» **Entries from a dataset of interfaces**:

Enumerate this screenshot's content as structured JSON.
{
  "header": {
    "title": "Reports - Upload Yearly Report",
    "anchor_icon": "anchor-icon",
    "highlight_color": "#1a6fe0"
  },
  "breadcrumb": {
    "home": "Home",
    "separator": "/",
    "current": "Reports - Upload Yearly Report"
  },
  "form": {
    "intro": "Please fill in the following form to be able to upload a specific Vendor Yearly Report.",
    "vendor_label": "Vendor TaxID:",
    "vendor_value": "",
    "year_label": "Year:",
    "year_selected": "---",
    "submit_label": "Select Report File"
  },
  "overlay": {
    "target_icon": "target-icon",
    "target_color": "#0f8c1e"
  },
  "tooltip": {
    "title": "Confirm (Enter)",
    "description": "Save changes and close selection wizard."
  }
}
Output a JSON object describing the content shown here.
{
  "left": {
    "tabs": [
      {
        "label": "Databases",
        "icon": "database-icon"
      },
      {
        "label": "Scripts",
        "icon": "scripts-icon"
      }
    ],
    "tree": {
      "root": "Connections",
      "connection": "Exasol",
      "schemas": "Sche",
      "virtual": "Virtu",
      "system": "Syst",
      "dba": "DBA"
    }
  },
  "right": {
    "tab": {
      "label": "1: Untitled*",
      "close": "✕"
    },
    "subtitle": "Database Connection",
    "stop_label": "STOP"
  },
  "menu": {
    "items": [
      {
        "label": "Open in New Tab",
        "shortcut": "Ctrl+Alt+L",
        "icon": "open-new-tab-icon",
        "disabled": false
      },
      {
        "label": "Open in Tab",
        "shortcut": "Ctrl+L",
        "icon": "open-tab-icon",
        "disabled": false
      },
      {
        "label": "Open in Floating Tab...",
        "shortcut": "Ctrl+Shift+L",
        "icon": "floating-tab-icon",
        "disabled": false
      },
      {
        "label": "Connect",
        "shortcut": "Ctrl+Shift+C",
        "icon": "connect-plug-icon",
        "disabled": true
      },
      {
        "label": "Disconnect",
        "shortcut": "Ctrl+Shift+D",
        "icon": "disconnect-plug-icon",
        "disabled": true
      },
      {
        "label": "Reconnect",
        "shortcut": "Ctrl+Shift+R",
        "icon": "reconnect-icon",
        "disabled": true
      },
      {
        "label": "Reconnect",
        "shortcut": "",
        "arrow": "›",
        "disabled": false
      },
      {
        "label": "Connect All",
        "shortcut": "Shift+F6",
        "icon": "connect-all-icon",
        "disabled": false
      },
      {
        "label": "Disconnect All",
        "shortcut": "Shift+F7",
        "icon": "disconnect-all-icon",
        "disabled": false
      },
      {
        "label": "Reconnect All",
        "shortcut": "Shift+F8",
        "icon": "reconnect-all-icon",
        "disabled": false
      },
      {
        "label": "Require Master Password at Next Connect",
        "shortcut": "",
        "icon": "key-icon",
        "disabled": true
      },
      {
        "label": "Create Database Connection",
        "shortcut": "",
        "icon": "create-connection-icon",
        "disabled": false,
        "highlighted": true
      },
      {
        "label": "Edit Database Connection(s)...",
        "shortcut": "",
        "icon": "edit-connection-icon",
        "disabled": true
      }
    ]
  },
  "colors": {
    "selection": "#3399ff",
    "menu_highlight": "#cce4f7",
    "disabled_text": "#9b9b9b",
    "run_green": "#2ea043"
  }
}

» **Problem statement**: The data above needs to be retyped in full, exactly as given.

» **Output of the task**:
Enumerate this screenshot's content as structured JSON.
{
  "header": {
    "title": "Reports - Upload Yearly Report",
    "anchor_icon": "anchor-icon",
    "highlight_color": "#1a6fe0"
  },
  "breadcrumb": {
    "home": "Home",
    "separator": "/",
    "current": "Reports - Upload Yearly Report"
  },
  "form": {
    "intro": "Please fill in the following form to be able to upload a specific Vendor Yearly Report.",
    "vendor_label": "Vendor TaxID:",
    "vendor_value": "",
    "year_label": "Year:",
    "year_selected": "---",
    "submit_label": "Select Report File"
  },
  "overlay": {
    "target_icon": "target-icon",
    "target_color": "#0f8c1e"
  },
  "tooltip": {
    "title": "Confirm (Enter)",
    "description": "Save changes and close selection wizard."
  }
}
Output a JSON object describing the content shown here.
{
  "left": {
    "tabs": [
      {
        "label": "Databases",
        "icon": "database-icon"
      },
      {
        "label": "Scripts",
        "icon": "scripts-icon"
      }
    ],
    "tree": {
      "root": "Connections",
      "connection": "Exasol",
      "schemas": "Sche",
      "virtual": "Virtu",
      "system": "Syst",
      "dba": "DBA"
    }
  },
  "right": {
    "tab": {
      "label": "1: Untitled*",
      "close": "✕"
    },
    "subtitle": "Database Connection",
    "stop_label": "STOP"
  },
  "menu": {
    "items": [
      {
        "label": "Open in New Tab",
        "shortcut": "Ctrl+Alt+L",
        "icon": "open-new-tab-icon",
        "disabled": false
      },
      {
        "label": "Open in Tab",
        "shortcut": "Ctrl+L",
        "icon": "open-tab-icon",
        "disabled": false
      },
      {
        "label": "Open in Floating Tab...",
        "shortcut": "Ctrl+Shift+L",
        "icon": "floating-tab-icon",
        "disabled": false
      },
      {
        "label": "Connect",
        "shortcut": "Ctrl+Shift+C",
        "icon": "connect-plug-icon",
        "disabled": true
      },
      {
        "label": "Disconnect",
        "shortcut": "Ctrl+Shift+D",
        "icon": "disconnect-plug-icon",
        "disabled": true
      },
      {
        "label": "Reconnect",
        "shortcut": "Ctrl+Shift+R",
        "icon": "reconnect-icon",
        "disabled": true
      },
      {
        "label": "Reconnect",
        "shortcut": "",
        "arrow": "›",
        "disabled": false
      },
      {
        "label": "Connect All",
        "shortcut": "Shift+F6",
        "icon": "connect-all-icon",
        "disabled": false
      },
      {
        "label": "Disconnect All",
        "shortcut": "Shift+F7",
        "icon": "disconnect-all-icon",
        "disabled": false
      },
      {
        "label": "Reconnect All",
        "shortcut": "Shift+F8",
        "icon": "reconnect-all-icon",
        "disabled": false
      },
      {
        "label": "Require Master Password at Next Connect",
        "shortcut": "",
        "icon": "key-icon",
        "disabled": true
      },
      {
        "label": "Create Database Connection",
        "shortcut": "",
        "icon": "create-connection-icon",
        "disabled": false,
        "highlighted": true
      },
      {
        "label": "Edit Database Connection(s)...",
        "shortcut": "",
        "icon": "edit-connection-icon",
        "disabled": true
      }
    ]
  },
  "colors": {
    "selection": "#3399ff",
    "menu_highlight": "#cce4f7",
    "disabled_text": "#9b9b9b",
    "run_green": "#2ea043"
  }
}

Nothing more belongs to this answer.